Who would ever dare to call a rape victim “lucky”?
Serena Williams, that’s who. In a Rolling Stone interview excerpted by Deadspin Tuesday, Serena revealed a startling opinion on the Steubenville rape case, in which two high school football players were convicted of raping a 16-year-old girl and electronically sending naked photographs of her.
Serena revealed her perspective on the case while sitting with reporter Stephen Rodrick, who penned a profile of the tennis star for an upcoming issue of Rolling Stone. Rodrick writes:
“We watch the news for a while, and the infamous Steubenville rape case flashes on the TV—two high school football players raped a 16-year-old, while other students watched and texted details of the crime. Serena just shakes her head. “Do you think it was fair, what they got? They did something stupid, but I don’t know. I’m not blaming the girl, but if you’re a 16-year-old and you’re drunk like that, your parents should teach you: don’t take drinks from other people. She’s 16, why was she that drunk where she doesn’t remember? It could have been much worse. She’s lucky. Obviously I don’t know, maybe she wasn’t a virgin, but she shouldn’t have put herself in that position, unless they slipped her something, then that’s different.”
Where to start? So much of what Serena said is deeply troubling and utterly disappointing. The notion that the boys’ punishment for rape wasn’t fair. The idea that sexually assaulting a person simply qualifies as “something stupid,” and not the felony it is. The idea that the teenage victim caused her rape to happen because she drank alcohol, and “put herself in that position” to be attacked. Suggesting that her virginity (or lack thereof) may have made her more “rape-able.” The idea that the young girl is “lucky” that her attack wasn’t “worse,” and the complete lack accountability expected from the young men who were convicted of the crime.
An awful position and why?
It’s all so much to unpack.

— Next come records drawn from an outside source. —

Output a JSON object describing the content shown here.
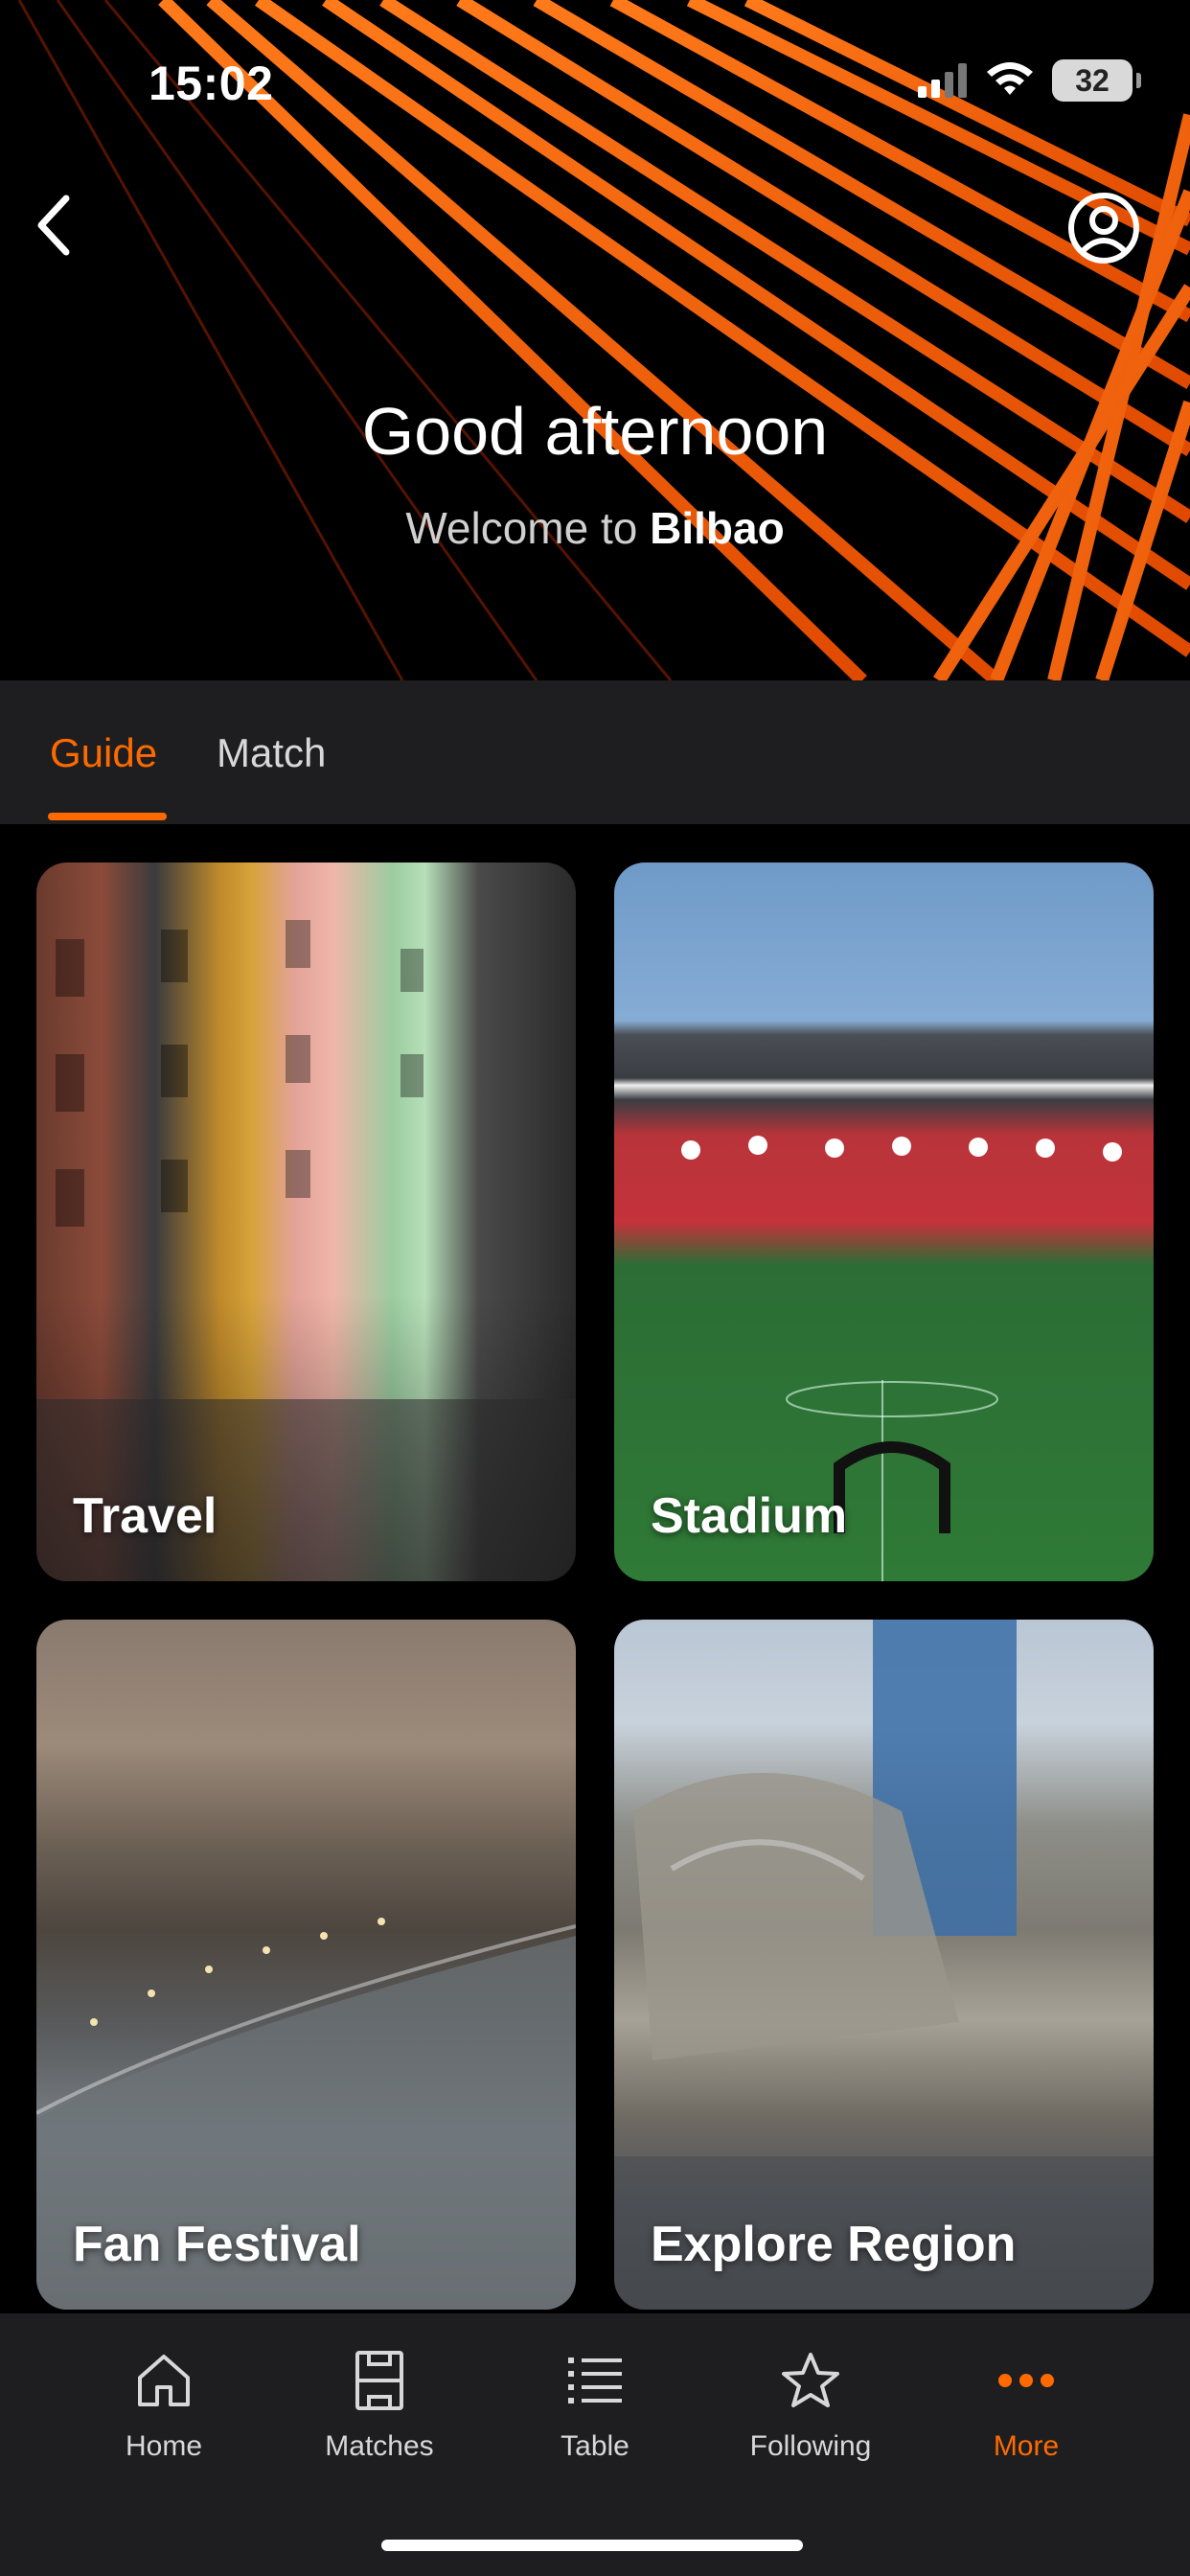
{
  "status_bar": {
    "time": "15:02",
    "battery": "32"
  },
  "header": {
    "greeting": "Good afternoon",
    "welcome_prefix": "Welcome to",
    "city": "Bilbao"
  },
  "tabs": [
    {
      "label": "Guide",
      "active": true
    },
    {
      "label": "Match",
      "active": false
    }
  ],
  "cards": [
    {
      "label": "Travel"
    },
    {
      "label": "Stadium"
    },
    {
      "label": "Fan Festival"
    },
    {
      "label": "Explore Region"
    }
  ],
  "bottom_nav": [
    {
      "label": "Home",
      "icon": "home-icon"
    },
    {
      "label": "Matches",
      "icon": "pitch-icon"
    },
    {
      "label": "Table",
      "icon": "list-icon"
    },
    {
      "label": "Following",
      "icon": "star-icon"
    },
    {
      "label": "More",
      "icon": "more-dots-icon",
      "active": true
    }
  ],
  "colors": {
    "accent": "#ff6a00",
    "surface": "#1e1e20",
    "background": "#000000"
  }
}
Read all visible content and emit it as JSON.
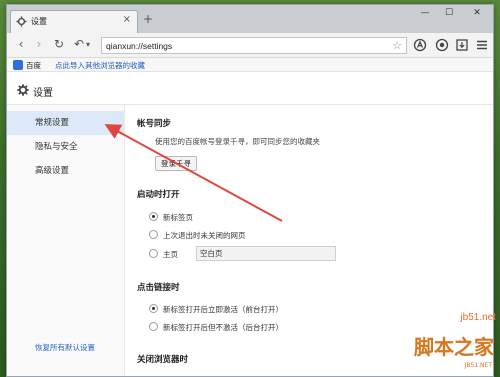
{
  "tab": {
    "title": "设置",
    "close": "×",
    "new": "+"
  },
  "window_controls": {
    "minimize": "—",
    "maximize": "☐",
    "close": "✕"
  },
  "toolbar": {
    "back": "‹",
    "forward": "›",
    "reload": "↻",
    "undo": "↶",
    "undo_menu": "▾",
    "address": "qianxun://settings",
    "star": "☆",
    "tools": [
      "adblock-icon",
      "sync-icon",
      "download-icon",
      "menu-icon"
    ]
  },
  "bookmarks": {
    "items": [
      {
        "label": "百度"
      },
      {
        "label": "点此导入其他浏览器的收藏",
        "is_link": true
      }
    ]
  },
  "settings": {
    "title": "设置",
    "sidebar": [
      {
        "label": "常规设置",
        "active": true
      },
      {
        "label": "隐私与安全"
      },
      {
        "label": "高级设置"
      }
    ],
    "restore_defaults": "恢复所有默认设置"
  },
  "content": {
    "account_sync": {
      "title": "帐号同步",
      "desc": "使用您的百度帐号登录千寻，即可同步您的收藏夹",
      "login_button": "登录千寻"
    },
    "startup": {
      "title": "启动时打开",
      "options": [
        {
          "label": "新标签页",
          "checked": true
        },
        {
          "label": "上次退出时未关闭的网页",
          "checked": false
        },
        {
          "label": "主页",
          "checked": false
        }
      ],
      "homepage_value": "空白页"
    },
    "link_click": {
      "title": "点击链接时",
      "options": [
        {
          "label": "新标签打开后立即激活（前台打开）",
          "checked": true
        },
        {
          "label": "新标签打开后但不激活（后台打开）",
          "checked": false
        }
      ]
    },
    "close_browser": {
      "title": "关闭浏览器时"
    }
  },
  "watermark": {
    "line1": "jb51.net",
    "line2": "脚本之家",
    "line3": "JB51.NET"
  },
  "colors": {
    "accent": "#2a64c5",
    "active_sidebar": "#dce9f8",
    "arrow": "#e0463d"
  }
}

What’s worse, Serena isn’t the only woman who shares this sentiment. She’s probably just the most high-profile (or the most uncensored) one.
Listen. Rape is a problem and it’s a problem caused by the people — mostly men and young boys — who make the conscious decision to force sex on others. It’s a shame that this concept has to be repeated and explained at such an elementary level over and over again — but it does. Because we have a horrid problem in this country — especially in the black community — of thinking that rape is something that women and girls ask for or deserve. It’s even worse when women internalize this way of thinking.

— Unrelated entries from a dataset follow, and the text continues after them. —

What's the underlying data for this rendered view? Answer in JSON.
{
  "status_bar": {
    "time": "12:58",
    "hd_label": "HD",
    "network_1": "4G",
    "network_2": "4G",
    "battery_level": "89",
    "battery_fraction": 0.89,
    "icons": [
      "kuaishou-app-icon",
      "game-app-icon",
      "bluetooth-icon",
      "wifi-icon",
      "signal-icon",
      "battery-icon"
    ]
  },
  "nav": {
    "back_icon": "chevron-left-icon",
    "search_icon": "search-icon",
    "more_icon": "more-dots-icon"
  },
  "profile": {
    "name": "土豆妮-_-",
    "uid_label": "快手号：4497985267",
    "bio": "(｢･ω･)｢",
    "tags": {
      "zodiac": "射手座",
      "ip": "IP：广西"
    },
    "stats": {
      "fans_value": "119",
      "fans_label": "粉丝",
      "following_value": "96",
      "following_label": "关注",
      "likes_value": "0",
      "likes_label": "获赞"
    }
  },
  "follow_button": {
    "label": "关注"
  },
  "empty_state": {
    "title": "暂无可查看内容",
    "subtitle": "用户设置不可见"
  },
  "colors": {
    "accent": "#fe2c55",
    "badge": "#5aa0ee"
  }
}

Look at the way R. Kelly’s statutory rape charges were treated over a decade ago — even though the singer was well into his 30s when he allegedly engaged in a sexual relationship with a minor, an alarming number of fans insisted that the 14-year-old at the center of the case was the one at fault. It was common to hear folks deride the teenager, calling her “fast” and insisting that “she knew what she was doing.” Many conversations around the case involved women vilifying a teenage girl, while refusing to hold a 35-year-old man responsible for his actions.
Serena gets taken to task
Thankfully, consciousness of the horror of rape and sexual assault has grown in the 10-plus years since the R. Kelly. Once Deadspin and Jezebel reported on Serena’s Steubenville quote, commenters and social media users immediately took the French Open champ to task. “Let me log off and rip these Serena Williams posters off my wall,” hip-hop journalist dream hampton tweeted.
From ESPN writer Jemele Hill:
For the first time ever, I'm really disappointed in Serena Williams http://t.co/P4xWM0QyPe
— Jemele Hill (@jemelehill) June 18, 2013
Still, Serena’s comments echo much of what was said when the Steubenville case was national front page news — that the girl was asking for it, that the boys were just being stupid, that the punishment was too harsh. And truth be told — those sentiments are alarming whether they’re coming from a high-profile athlete or not. In fact, artist and filmmaker Pierre Bennu was so disgusted with the public discourse surrounding Steubenville that he created an online comic called “Rape Is BAD!” Bennu says he illustrated the strip in the form of children’s book to clearly explain the concept to adults who still couldn’t comprehend it.
Maybe it’s worth sitting Serena down for story time.
**Update** Wednesday morning, Williams posted a statement via Twitter:
“What happened in Steubenville was a real shock for me. I was deeply saddened. For someone to be raped, and at only sixteen, is such a horrible tragedy! For both families involved – that of the rape victim and of the accused. I am currently reaching out to the girl’s family to let her know that I am deeply sorry for what was written in the Rolling Stone article. What was written – what I supposedly said – is insensitive and hurtful, and I by no means would say or insinuate that she was at all to blame.
I have fought all of my career for women’s equality, women’s equal rights, respect in their fields – anything I could do to support women I have done. My prayers and support always goes out to the rape victim. In this case, most especially, to an innocent sixteen year old child.”
Follow Veronica Miller on Twitter @veronicamarche